The Unitarian Universalist Service Committee advances human rights through grassroots collaborations.
Border Dispatch: Loss and Hope in Texas (Pt. 3)
By on December 13, 2018
Part 3: Militarization and Resistance
November 6, 2018 was Election Day, and there was a strong buzz of excitement and worry in the air of El Paso. Texas’s first viable Democratic candidate for Senate in decades, Beto O’Rourke, was a native of El Paso and beloved to many in the local community. Simultaneously, the Border Patrol and U.S. Military troops dispatched to the border were preparing for a “crowd control simulation,” citing the pending arrival of the migrant caravan at the railroad crossing near the international bridges between El Paso and Tijuana donning riot gear, rifles, and batons. Less than a half mile from a polling station, in an almost entirely Latinx neighborhood, on Election Day.
Public outcry about potential voter intimidation was successful, and the training exercise was cancelled for Election Day and moved three days later to that Friday, November 9. As the “operational readiness exercise” went ahead on Friday, it was closed to the press but visible to the public eye: an overwhelming scene of riot gear, a helicopter overhead, agents on horseback, and military armored vehicles shutting down the busy Paso Del Norte international bridge.
On Saturday morning, I made my way to San Jacinto Plaza, already decorated for the holidays, to join more than 100 members of the community gathered in protest against the militarization of the place that they call home, organized by the Border Network for Human Rights. As we marched through the streets carrying white crosses with the names of those who have died trying to cross the border, everyone from kids in strollers to elderly couples joined in chanting: “Aquí en la frontera/No es zona de guerra” (This is not a war zone here on the border).

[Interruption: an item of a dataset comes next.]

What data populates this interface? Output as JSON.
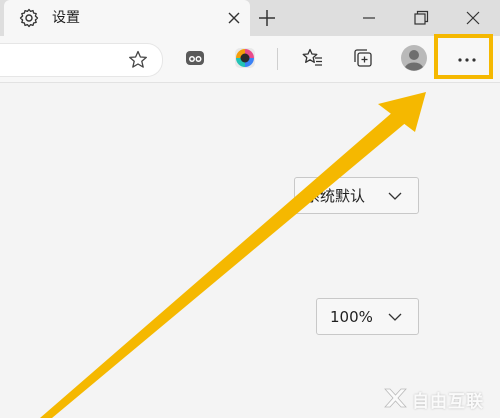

The march ended across from the main international bridge between El Paso and Ciudad Juarez. Every speaker was interpreted between English and Spanish to accommodate the diverse crowd. The event’s host began, “We are spending $200 million for the deployment of soldiers here. This is our America. Soldiers on the border against the grand enemy: children, mothers, young people. Where Trump puts soldiers, we will extend our hand. There is no crisis here except the one that has been created.”
A young leader from the Detained Migrant Solidarity Committee spoke: “This is an effort to intimidate our community, to make us believe that we are against each other. A lot of the people coming are being pushed from their lands, the same way that Native peoples here were pushed from their lands.”
As the rally dispersed and I walked away, passing the Port of Entry, I thought about the people who spent weeks waiting on the other side of the bridge over the Rio Grande. Asylum-seeking families had camped out day and night, waiting for their turn to present themselves for asylum and be detained, until earlier that week when they were forcibly removed and told that they’d only be considered for asylum if they relocated to the Casa Migrante shelter, a significant drive away from the border itself. A new system was announced: Each day at the shelter, between 12 and 20 people would be allowed to apply for asylum in the United States, and a van will take them from the shelter to the Port of Entry. They called this “metering.”
In order to keep track of the list, parents at the shelter had numbers written in black sharpie on the inner wrist of their arms.
Photo Credit: Hannah Hafter